> _WHAT IS REQUIRED_:
If a line appears in the data below, it must appear in your answer exactly as given.

(Beginning of EXERCISE MATERIAL)

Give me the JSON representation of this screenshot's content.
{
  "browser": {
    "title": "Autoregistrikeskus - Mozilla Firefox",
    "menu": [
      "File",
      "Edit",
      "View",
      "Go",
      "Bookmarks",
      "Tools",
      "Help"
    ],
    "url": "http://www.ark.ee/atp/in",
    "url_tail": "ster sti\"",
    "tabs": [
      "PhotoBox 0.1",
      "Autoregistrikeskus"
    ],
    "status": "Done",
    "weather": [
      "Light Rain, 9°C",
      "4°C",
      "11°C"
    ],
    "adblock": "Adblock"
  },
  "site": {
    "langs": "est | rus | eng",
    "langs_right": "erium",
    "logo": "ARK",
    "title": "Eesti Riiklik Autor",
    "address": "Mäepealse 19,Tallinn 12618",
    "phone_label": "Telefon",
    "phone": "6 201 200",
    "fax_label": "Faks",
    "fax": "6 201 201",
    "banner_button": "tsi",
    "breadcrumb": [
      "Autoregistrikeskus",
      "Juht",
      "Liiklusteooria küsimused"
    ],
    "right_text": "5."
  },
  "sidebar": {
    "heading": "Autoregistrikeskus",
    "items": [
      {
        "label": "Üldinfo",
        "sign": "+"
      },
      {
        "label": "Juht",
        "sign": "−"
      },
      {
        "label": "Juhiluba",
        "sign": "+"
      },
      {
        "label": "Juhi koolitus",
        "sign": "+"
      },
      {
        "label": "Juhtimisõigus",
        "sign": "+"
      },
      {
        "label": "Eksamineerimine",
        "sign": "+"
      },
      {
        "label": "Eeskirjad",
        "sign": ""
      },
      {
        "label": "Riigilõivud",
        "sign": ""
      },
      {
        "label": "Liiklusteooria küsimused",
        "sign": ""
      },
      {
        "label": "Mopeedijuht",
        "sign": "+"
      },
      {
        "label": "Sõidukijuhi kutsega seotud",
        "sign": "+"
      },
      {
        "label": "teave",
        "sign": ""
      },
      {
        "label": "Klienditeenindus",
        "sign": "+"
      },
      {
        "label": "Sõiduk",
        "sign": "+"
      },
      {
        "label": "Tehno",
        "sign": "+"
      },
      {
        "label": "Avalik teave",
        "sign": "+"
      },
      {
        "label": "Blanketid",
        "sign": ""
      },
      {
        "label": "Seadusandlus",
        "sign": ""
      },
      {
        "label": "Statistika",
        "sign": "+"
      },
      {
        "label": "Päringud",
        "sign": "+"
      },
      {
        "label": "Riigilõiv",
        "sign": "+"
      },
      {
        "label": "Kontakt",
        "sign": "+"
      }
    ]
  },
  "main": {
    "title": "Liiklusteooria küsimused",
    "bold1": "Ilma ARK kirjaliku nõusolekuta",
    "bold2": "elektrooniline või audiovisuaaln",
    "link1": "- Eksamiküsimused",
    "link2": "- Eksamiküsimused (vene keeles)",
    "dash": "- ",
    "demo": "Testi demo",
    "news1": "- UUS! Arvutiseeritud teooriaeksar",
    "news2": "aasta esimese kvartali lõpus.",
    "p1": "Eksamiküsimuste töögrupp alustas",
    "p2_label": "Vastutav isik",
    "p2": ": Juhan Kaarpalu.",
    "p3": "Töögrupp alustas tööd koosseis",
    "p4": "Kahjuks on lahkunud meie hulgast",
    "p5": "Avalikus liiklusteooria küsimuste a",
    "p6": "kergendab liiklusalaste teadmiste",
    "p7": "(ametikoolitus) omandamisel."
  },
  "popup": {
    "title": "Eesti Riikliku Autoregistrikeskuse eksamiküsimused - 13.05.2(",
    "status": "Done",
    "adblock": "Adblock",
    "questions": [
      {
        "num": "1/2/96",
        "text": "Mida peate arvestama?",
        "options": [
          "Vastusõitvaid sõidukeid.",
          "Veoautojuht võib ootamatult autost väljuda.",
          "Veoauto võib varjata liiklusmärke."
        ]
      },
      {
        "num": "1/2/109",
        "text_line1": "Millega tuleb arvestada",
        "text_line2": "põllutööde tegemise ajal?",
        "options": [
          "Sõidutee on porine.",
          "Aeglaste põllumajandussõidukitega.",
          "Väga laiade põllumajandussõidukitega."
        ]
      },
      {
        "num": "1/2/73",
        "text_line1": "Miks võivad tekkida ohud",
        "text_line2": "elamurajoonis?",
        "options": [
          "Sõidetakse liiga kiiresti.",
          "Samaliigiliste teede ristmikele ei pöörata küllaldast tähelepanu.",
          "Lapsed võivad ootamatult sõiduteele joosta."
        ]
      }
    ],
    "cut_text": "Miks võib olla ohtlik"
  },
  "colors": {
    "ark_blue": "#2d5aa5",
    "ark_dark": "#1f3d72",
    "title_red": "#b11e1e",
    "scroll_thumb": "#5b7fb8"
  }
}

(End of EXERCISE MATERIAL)

> _TASK OUTPUT_:
Give me the JSON representation of this screenshot's content.
{
  "browser": {
    "title": "Autoregistrikeskus - Mozilla Firefox",
    "menu": [
      "File",
      "Edit",
      "View",
      "Go",
      "Bookmarks",
      "Tools",
      "Help"
    ],
    "url": "http://www.ark.ee/atp/in",
    "url_tail": "ster sti\"",
    "tabs": [
      "PhotoBox 0.1",
      "Autoregistrikeskus"
    ],
    "status": "Done",
    "weather": [
      "Light Rain, 9°C",
      "4°C",
      "11°C"
    ],
    "adblock": "Adblock"
  },
  "site": {
    "langs": "est | rus | eng",
    "langs_right": "erium",
    "logo": "ARK",
    "title": "Eesti Riiklik Autor",
    "address": "Mäepealse 19,Tallinn 12618",
    "phone_label": "Telefon",
    "phone": "6 201 200",
    "fax_label": "Faks",
    "fax": "6 201 201",
    "banner_button": "tsi",
    "breadcrumb": [
      "Autoregistrikeskus",
      "Juht",
      "Liiklusteooria küsimused"
    ],
    "right_text": "5."
  },
  "sidebar": {
    "heading": "Autoregistrikeskus",
    "items": [
      {
        "label": "Üldinfo",
        "sign": "+"
      },
      {
        "label": "Juht",
        "sign": "−"
      },
      {
        "label": "Juhiluba",
        "sign": "+"
      },
      {
        "label": "Juhi koolitus",
        "sign": "+"
      },
      {
        "label": "Juhtimisõigus",
        "sign": "+"
      },
      {
        "label": "Eksamineerimine",
        "sign": "+"
      },
      {
        "label": "Eeskirjad",
        "sign": ""
      },
      {
        "label": "Riigilõivud",
        "sign": ""
      },
      {
        "label": "Liiklusteooria küsimused",
        "sign": ""
      },
      {
        "label": "Mopeedijuht",
        "sign": "+"
      },
      {
        "label": "Sõidukijuhi kutsega seotud",
        "sign": "+"
      },
      {
        "label": "teave",
        "sign": ""
      },
      {
        "label": "Klienditeenindus",
        "sign": "+"
      },
      {
        "label": "Sõiduk",
        "sign": "+"
      },
      {
        "label": "Tehno",
        "sign": "+"
      },
      {
        "label": "Avalik teave",
        "sign": "+"
      },
      {
        "label": "Blanketid",
        "sign": ""
      },
      {
        "label": "Seadusandlus",
        "sign": ""
      },
      {
        "label": "Statistika",
        "sign": "+"
      },
      {
        "label": "Päringud",
        "sign": "+"
      },
      {
        "label": "Riigilõiv",
        "sign": "+"
      },
      {
        "label": "Kontakt",
        "sign": "+"
      }
    ]
  },
  "main": {
    "title": "Liiklusteooria küsimused",
    "bold1": "Ilma ARK kirjaliku nõusolekuta",
    "bold2": "elektrooniline või audiovisuaaln",
    "link1": "- Eksamiküsimused",
    "link2": "- Eksamiküsimused (vene keeles)",
    "dash": "- ",
    "demo": "Testi demo",
    "news1": "- UUS! Arvutiseeritud teooriaeksar",
    "news2": "aasta esimese kvartali lõpus.",
    "p1": "Eksamiküsimuste töögrupp alustas",
    "p2_label": "Vastutav isik",
    "p2": ": Juhan Kaarpalu.",
    "p3": "Töögrupp alustas tööd koosseis",
    "p4": "Kahjuks on lahkunud meie hulgast",
    "p5": "Avalikus liiklusteooria küsimuste a",
    "p6": "kergendab liiklusalaste teadmiste",
    "p7": "(ametikoolitus) omandamisel."
  },
  "popup": {
    "title": "Eesti Riikliku Autoregistrikeskuse eksamiküsimused - 13.05.2(",
    "status": "Done",
    "adblock": "Adblock",
    "questions": [
      {
        "num": "1/2/96",
        "text": "Mida peate arvestama?",
        "options": [
          "Vastusõitvaid sõidukeid.",
          "Veoautojuht võib ootamatult autost väljuda.",
          "Veoauto võib varjata liiklusmärke."
        ]
      },
      {
        "num": "1/2/109",
        "text_line1": "Millega tuleb arvestada",
        "text_line2": "põllutööde tegemise ajal?",
        "options": [
          "Sõidutee on porine.",
          "Aeglaste põllumajandussõidukitega.",
          "Väga laiade põllumajandussõidukitega."
        ]
      },
      {
        "num": "1/2/73",
        "text_line1": "Miks võivad tekkida ohud",
        "text_line2": "elamurajoonis?",
        "options": [
          "Sõidetakse liiga kiiresti.",
          "Samaliigiliste teede ristmikele ei pöörata küllaldast tähelepanu.",
          "Lapsed võivad ootamatult sõiduteele joosta."
        ]
      }
    ],
    "cut_text": "Miks võib olla ohtlik"
  },
  "colors": {
    "ark_blue": "#2d5aa5",
    "ark_dark": "#1f3d72",
    "title_red": "#b11e1e",
    "scroll_thumb": "#5b7fb8"
  }
}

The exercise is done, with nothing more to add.